Based on Ravi Subramanian’s book “The Bestseller She Wrote,” the story is about an author Tahir Wazir who doesn’t understand what stealing content or plagiarism means. The consequences of which led two siblings Adya starring Shruti Hassan and Parth starring Satyajeet Dubey on a revenge spree.
Bestseller Review: A Thriller That Gives Clues About How NOT To Write A Bestseller
The camera shifts from Kashi, modern-day Varanasi, Neemrana, Mussoorie to Mumbai. Showing us the stark differences between completely different worlds. The Great Indian Divide between the metropolis and the rural backyard.
What’s a thriller?

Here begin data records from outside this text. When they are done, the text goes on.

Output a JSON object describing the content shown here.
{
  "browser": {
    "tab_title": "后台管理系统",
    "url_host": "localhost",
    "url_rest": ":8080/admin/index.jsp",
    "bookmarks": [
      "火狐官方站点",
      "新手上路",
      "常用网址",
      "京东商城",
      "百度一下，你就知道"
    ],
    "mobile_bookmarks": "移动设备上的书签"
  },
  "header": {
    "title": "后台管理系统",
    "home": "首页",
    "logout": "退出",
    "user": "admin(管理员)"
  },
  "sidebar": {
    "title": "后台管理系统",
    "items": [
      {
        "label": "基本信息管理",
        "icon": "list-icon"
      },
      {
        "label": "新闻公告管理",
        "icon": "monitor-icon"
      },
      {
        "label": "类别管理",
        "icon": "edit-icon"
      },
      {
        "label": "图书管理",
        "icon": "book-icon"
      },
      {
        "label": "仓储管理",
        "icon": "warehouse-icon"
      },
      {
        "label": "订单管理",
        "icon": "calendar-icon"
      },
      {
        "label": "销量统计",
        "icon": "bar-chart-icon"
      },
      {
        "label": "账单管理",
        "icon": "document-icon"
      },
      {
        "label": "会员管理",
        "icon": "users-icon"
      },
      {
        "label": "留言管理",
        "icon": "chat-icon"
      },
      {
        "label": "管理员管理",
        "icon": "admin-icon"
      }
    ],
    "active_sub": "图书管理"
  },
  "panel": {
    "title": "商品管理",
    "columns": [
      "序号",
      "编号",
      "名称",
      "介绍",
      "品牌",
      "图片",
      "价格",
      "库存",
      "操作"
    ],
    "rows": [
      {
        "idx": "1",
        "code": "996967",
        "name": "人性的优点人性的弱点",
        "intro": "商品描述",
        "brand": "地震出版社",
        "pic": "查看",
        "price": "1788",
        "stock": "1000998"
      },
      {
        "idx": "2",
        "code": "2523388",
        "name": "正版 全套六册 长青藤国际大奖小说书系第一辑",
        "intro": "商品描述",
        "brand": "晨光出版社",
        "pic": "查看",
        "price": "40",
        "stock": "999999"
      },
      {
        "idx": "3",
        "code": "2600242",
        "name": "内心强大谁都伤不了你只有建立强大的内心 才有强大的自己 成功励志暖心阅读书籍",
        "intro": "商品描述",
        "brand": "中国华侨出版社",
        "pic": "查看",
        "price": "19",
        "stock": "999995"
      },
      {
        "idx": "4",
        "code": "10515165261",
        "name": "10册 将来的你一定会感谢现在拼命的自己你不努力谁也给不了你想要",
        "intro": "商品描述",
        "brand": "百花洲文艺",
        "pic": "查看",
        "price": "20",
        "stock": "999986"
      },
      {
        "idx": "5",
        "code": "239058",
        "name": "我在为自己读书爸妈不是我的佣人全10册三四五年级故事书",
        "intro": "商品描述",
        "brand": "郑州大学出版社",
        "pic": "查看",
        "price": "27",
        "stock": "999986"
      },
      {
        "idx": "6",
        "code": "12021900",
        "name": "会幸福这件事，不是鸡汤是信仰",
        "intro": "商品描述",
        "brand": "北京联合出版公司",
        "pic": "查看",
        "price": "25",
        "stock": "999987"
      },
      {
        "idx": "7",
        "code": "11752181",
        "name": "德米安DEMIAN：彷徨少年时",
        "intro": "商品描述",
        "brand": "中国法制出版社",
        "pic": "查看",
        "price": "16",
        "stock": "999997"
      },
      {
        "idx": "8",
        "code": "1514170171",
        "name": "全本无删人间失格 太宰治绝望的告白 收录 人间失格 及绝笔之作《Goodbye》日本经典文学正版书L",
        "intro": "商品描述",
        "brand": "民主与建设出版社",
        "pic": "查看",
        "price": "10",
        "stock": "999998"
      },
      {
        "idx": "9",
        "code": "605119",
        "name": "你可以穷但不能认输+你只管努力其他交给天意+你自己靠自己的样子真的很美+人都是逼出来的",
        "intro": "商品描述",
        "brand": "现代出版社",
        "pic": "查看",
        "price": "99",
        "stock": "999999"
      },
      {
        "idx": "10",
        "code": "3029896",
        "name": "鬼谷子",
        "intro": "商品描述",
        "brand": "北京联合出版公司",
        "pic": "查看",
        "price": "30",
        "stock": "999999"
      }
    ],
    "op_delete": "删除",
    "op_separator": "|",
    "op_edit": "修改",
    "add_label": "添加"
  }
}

Perhaps, the makers do not know what that means. Everything is spoon-fed, there is no suspense, and thus the attention span falters. There is no use dragging a car without petrol.
Gauhar Khan is “One Woman Army”
When all other actors fail to put up the plot together, only Gauhar is someone we feel sorry for. It’s tough to put up with a man who seeks validation from everyone, who is nothing but a parasite.
Shruti Haasan’s accent plus the acting is too much to bear. When she doubles up, it is already too late. Mithun’s joke does not make us laugh, while Satyajeet Dubey as Parth seems a misfit for the character as he’s too simple.
The Psychological Murder
You don’t touch me, but you kill me! Nobody died in cold blood in the story, nobody was physically harmed, but perhaps if there are no scars to showcase, there are soul scars. Very aptly portrayed.
Kahaaniyan nahi mit ti
People die; stories don’t. People die, memories stay. Like this, there are many important lessons to learn, but the dialogues are too bombastic and fall flat.
Too many misgivings
Because of the poor direction, mismatch in showtime, and runtime coupled with more than average acting, we want to feel what the characters feel but cannot. There is almost no catharsis, no surprise, no empathy.
Why is Wazir, the man, not dead?
Somewhere or the other, we relate to the “Modern Man.” He understands that he is a chauvinist but can’t let go of his alter ego.
Learnings to take home
There is indeed nothing original, almost everything is inspired, but there is undoubtedly a fine line that turns fatal when missed. Perhaps, this is something to take home despite the almost bland direction.
The story was good, the way it was depicted was not. Tell us, what do you think?